## WHAT YOU NEED TO DO
When a line of the listing below has the string "computed" in it, copy that line.
'''
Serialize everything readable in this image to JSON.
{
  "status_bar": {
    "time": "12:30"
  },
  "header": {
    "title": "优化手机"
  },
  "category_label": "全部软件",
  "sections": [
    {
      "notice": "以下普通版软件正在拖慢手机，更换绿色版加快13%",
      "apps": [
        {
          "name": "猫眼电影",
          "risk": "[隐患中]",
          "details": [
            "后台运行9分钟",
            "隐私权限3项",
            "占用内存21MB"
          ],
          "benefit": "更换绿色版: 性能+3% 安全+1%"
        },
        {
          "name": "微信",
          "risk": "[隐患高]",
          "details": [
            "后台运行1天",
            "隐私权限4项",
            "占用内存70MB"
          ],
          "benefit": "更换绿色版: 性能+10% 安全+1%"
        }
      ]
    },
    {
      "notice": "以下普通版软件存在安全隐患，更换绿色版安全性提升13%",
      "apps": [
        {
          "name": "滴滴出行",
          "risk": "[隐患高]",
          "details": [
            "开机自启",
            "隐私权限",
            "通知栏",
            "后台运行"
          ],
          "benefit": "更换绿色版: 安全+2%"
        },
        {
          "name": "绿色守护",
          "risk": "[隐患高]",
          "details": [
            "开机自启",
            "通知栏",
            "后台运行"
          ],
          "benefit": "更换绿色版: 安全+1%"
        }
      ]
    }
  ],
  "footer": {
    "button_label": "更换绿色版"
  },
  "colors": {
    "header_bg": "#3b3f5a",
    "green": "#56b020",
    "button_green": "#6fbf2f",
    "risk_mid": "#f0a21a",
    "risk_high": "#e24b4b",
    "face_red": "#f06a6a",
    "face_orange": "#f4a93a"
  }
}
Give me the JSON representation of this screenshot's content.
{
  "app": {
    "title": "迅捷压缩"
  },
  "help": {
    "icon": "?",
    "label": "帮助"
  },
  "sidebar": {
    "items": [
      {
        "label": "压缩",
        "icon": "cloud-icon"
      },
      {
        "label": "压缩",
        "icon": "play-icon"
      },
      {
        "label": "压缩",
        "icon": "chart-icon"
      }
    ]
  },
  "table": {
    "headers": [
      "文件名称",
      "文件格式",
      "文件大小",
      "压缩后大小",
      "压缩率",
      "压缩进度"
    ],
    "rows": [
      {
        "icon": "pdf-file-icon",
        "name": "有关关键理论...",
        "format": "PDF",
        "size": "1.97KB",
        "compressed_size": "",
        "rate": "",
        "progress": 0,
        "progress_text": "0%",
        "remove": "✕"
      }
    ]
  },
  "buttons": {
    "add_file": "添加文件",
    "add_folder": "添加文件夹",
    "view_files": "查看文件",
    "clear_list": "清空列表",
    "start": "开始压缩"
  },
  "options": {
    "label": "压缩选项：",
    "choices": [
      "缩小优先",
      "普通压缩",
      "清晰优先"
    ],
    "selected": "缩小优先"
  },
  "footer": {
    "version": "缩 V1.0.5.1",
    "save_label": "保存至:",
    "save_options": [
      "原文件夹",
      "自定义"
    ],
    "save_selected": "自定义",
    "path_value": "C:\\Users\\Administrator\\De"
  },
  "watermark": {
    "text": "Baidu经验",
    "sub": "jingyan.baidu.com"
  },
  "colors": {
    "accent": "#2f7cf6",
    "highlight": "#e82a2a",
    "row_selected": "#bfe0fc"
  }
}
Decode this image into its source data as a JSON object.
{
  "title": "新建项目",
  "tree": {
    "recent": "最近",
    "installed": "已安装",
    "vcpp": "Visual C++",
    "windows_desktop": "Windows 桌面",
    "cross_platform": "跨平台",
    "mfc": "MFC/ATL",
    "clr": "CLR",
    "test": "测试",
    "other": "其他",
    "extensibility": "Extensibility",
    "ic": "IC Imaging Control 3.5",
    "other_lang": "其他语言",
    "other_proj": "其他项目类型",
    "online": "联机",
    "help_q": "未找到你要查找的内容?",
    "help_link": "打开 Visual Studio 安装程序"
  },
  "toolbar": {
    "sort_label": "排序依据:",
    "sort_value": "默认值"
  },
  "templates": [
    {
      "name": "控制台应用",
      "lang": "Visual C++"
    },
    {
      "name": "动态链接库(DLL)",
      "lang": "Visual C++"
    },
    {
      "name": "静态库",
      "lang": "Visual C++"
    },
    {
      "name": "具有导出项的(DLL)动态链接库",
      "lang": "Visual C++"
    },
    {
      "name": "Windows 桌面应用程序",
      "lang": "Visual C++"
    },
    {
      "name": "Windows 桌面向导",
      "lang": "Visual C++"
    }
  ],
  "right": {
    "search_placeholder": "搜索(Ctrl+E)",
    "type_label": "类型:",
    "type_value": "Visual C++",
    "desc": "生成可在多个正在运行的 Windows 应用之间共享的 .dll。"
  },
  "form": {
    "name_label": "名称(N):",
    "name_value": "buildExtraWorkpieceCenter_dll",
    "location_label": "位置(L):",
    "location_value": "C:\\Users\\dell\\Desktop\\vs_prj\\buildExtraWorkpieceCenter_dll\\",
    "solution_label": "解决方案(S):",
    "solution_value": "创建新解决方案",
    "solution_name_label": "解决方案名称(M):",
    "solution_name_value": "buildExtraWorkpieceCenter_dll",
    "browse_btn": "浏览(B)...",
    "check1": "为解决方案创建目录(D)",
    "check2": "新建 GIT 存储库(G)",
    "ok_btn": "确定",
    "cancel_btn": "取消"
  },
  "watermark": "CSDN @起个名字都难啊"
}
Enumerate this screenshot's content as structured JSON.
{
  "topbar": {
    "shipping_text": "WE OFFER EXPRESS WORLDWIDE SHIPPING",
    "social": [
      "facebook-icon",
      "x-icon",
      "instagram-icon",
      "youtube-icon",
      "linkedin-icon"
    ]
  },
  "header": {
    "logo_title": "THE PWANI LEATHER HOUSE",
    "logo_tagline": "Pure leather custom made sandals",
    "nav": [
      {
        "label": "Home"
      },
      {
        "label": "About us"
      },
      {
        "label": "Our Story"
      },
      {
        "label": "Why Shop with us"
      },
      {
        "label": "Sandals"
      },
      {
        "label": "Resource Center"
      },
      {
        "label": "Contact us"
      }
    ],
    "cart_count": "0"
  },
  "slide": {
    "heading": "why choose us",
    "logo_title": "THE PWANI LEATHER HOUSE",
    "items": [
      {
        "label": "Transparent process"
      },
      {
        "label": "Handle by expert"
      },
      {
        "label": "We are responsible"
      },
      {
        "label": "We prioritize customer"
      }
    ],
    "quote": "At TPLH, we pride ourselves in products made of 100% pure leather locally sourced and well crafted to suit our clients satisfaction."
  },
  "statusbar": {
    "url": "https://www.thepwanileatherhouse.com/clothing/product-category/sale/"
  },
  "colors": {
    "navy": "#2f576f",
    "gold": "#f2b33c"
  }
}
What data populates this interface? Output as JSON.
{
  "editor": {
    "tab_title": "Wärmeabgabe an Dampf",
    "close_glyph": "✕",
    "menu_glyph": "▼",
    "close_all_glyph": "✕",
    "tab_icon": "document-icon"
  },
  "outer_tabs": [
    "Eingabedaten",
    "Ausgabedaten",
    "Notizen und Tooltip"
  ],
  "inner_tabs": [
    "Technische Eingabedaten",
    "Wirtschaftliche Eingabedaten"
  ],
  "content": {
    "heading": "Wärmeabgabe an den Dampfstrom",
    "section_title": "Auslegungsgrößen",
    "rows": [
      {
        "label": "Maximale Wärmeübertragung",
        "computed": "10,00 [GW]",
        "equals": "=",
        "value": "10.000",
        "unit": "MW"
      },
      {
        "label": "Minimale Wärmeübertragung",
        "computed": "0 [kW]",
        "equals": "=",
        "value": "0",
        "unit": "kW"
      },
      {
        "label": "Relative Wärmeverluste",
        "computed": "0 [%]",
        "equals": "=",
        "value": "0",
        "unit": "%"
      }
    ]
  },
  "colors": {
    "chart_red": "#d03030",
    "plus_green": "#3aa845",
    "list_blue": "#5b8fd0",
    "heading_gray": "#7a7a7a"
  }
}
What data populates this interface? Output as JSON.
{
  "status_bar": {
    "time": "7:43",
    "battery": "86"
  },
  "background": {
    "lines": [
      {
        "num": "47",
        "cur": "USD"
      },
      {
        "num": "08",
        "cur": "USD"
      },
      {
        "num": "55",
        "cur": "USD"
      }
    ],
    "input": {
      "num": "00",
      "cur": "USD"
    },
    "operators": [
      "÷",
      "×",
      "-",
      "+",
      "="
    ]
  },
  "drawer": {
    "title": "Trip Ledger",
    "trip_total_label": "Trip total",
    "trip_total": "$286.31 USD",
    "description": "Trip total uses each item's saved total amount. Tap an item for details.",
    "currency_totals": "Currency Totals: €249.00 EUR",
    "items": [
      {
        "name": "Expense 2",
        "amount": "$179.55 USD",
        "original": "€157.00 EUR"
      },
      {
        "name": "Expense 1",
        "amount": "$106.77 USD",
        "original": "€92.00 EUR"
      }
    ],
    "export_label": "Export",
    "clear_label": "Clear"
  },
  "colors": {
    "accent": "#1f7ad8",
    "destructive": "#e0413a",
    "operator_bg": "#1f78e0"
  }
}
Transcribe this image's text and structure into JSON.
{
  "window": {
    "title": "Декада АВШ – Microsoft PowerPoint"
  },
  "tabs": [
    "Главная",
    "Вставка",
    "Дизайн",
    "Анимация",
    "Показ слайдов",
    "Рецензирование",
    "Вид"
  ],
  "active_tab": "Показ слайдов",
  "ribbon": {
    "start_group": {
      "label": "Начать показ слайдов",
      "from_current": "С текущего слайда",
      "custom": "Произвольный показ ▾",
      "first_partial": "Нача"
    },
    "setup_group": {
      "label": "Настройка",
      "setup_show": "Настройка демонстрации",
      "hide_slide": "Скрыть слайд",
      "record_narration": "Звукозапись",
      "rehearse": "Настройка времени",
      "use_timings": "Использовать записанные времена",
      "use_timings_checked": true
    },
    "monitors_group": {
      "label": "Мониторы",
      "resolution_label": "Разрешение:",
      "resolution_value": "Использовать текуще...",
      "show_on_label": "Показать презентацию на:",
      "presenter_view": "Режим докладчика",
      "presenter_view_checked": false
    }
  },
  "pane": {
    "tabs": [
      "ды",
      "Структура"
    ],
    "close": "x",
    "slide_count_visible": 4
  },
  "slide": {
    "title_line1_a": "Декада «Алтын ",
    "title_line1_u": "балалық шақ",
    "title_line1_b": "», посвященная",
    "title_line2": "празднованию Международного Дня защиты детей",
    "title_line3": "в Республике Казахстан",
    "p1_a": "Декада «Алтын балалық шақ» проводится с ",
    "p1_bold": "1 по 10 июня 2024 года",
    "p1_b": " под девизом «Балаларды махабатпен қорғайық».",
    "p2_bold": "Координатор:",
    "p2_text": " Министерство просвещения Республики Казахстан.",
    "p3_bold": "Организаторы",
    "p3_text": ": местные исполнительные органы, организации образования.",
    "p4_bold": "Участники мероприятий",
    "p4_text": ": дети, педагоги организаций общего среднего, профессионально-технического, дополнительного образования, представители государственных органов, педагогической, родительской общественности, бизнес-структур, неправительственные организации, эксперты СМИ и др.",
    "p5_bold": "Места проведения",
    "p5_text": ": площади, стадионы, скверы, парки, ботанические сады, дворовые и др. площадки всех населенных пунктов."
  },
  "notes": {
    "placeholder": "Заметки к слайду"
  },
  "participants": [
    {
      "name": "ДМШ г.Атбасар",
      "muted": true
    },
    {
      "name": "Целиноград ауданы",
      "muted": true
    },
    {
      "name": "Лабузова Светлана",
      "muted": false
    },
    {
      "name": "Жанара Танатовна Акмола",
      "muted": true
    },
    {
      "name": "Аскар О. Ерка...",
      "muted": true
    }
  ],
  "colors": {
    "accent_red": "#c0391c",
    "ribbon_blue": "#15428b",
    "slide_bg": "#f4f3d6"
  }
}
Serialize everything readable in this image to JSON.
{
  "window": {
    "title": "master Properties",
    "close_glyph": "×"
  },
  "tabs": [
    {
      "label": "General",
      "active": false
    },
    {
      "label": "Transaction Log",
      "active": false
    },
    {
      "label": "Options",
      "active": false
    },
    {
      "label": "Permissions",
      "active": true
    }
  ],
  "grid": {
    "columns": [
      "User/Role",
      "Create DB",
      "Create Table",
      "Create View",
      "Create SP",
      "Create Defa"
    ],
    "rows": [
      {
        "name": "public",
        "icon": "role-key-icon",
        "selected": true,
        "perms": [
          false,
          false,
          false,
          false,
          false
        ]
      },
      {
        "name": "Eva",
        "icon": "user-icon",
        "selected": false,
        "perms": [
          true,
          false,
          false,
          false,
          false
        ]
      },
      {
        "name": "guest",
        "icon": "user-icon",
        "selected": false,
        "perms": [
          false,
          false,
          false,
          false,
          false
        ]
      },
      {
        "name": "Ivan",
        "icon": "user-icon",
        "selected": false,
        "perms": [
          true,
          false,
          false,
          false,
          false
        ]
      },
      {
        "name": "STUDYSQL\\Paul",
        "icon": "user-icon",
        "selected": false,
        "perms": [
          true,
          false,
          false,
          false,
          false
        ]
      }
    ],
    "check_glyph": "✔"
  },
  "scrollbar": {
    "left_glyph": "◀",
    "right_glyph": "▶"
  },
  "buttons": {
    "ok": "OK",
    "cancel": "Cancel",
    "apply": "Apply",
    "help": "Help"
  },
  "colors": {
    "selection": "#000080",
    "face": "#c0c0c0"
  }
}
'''
## REPLY TO THE EXERCISE
        "computed": "10,00 [GW]",
        "computed": "0 [kW]",
        "computed": "0 [%]",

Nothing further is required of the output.